The cornerstone of Jones’s prolific output is the Symphony, memorably described by him as ‘a dramatic structure with an emotive intention’. He tackled the form afresh with each of his thirteen examples, deliberately aiming at differences of character, duration, form, rhythm, thematic or harmonic material, difficulty and orchestration.
The first twelve of his symphonies are based on a different note of the chromatic scale. He maintained that he never set out with this unique goal in mind, but he realised that he could achieve it after he had completed his Seventh.
Though each of Jones’s thirteen symphonies is a unique and highly personal statement, the cycle as a whole, which dates from 1947 to 1992 and thus spans virtually his entire career as a mature composer, maintains an unwavering consistency of quality and vision.
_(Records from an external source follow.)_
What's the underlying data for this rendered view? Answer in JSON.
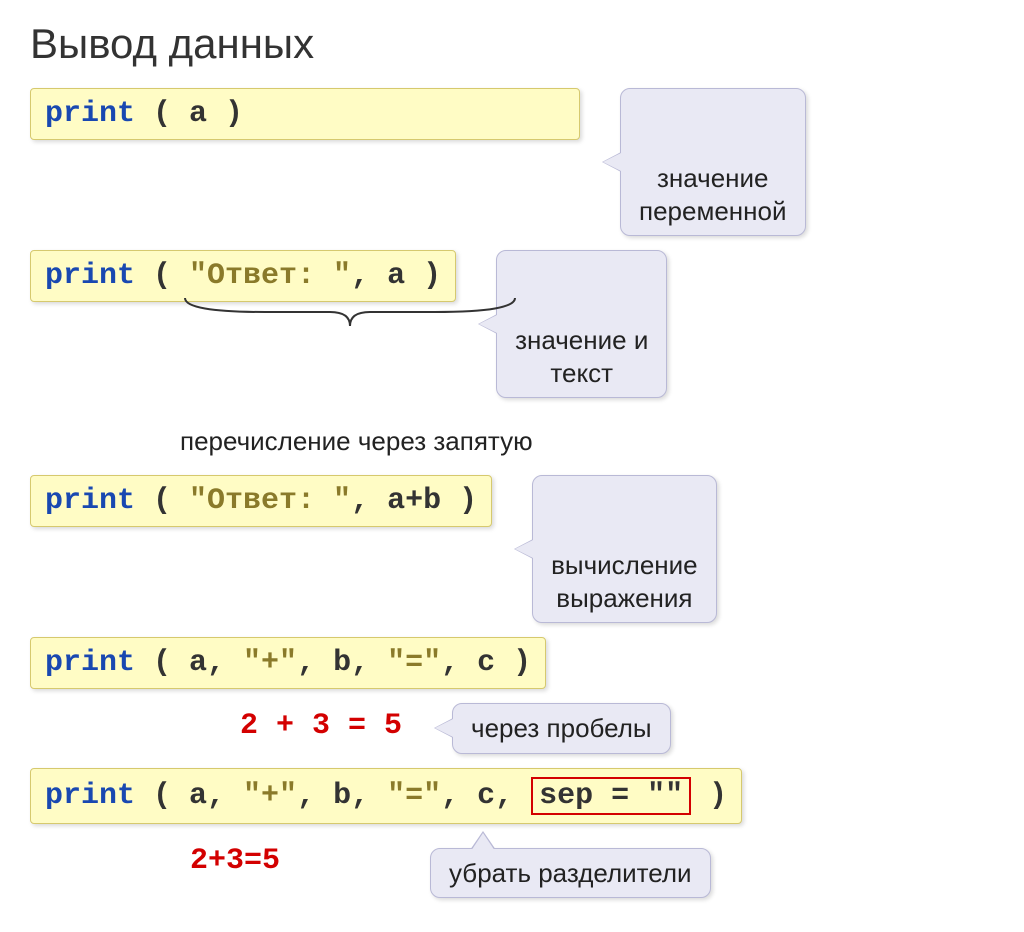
{
  "title": "Вывод данных",
  "rows": [
    {
      "code": {
        "kw": "print",
        "rest": " ( a )"
      },
      "callout": "значение\nпеременной"
    },
    {
      "code": {
        "kw": "print",
        "prefix": " ( ",
        "str": "\"Ответ: \"",
        "rest": ", a )"
      },
      "callout": "значение и\nтекст",
      "note": "перечисление через запятую"
    },
    {
      "code": {
        "kw": "print",
        "prefix": " ( ",
        "str": "\"Ответ: \"",
        "rest": ", a+b )"
      },
      "callout": "вычисление\nвыражения"
    },
    {
      "code_multi": [
        {
          "t": "kw",
          "v": "print"
        },
        {
          "t": "pn",
          "v": " ( a, "
        },
        {
          "t": "str",
          "v": "\"+\""
        },
        {
          "t": "pn",
          "v": ", b, "
        },
        {
          "t": "str",
          "v": "\"=\""
        },
        {
          "t": "pn",
          "v": ", c )"
        }
      ],
      "output": "2 + 3 = 5",
      "callout_below": "через пробелы"
    },
    {
      "code_multi": [
        {
          "t": "kw",
          "v": "print"
        },
        {
          "t": "pn",
          "v": " ( a, "
        },
        {
          "t": "str",
          "v": "\"+\""
        },
        {
          "t": "pn",
          "v": ", b, "
        },
        {
          "t": "str",
          "v": "\"=\""
        },
        {
          "t": "pn",
          "v": ", c, "
        },
        {
          "t": "sep",
          "v": "sep = \"\""
        },
        {
          "t": "pn",
          "v": " )"
        }
      ],
      "output": "2+3=5",
      "callout_below": "убрать разделители"
    }
  ]
}
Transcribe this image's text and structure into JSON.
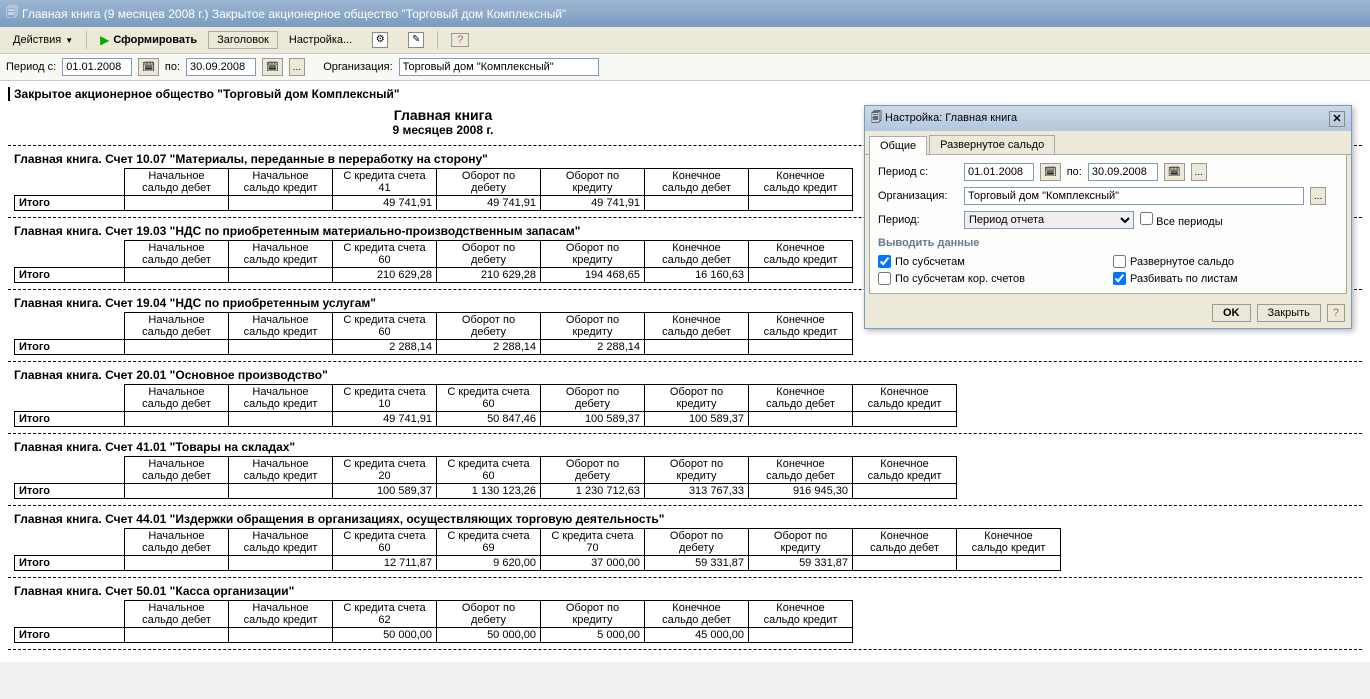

He demonstrates a steadfast integrity throughout, never bowing to the latest trends.
The Twelfth Symphony (1985) was commissioned by the Civil and Public Services Association as a farewell gift to their retiring General Secretary, Ken Thomas.
Jones described his main purpose in writing the symphony as being 'to communicate as directly and succinctly to the audience as possible'. The sectional structure of the work is straightforward. The outside movements basically follow the Sonata Allegro pattern.
Daniel Jones's Symphony in memory of John Fussell (Symphony no.13) (1992). The work is a personal tribute to a friend of the composer, who was Swansea's Director of Music and City Organist from 1970 until 1990, the year of his death.
The headings of the four movements were suggested by Jones as an approximate description of their character: each passes through many moods.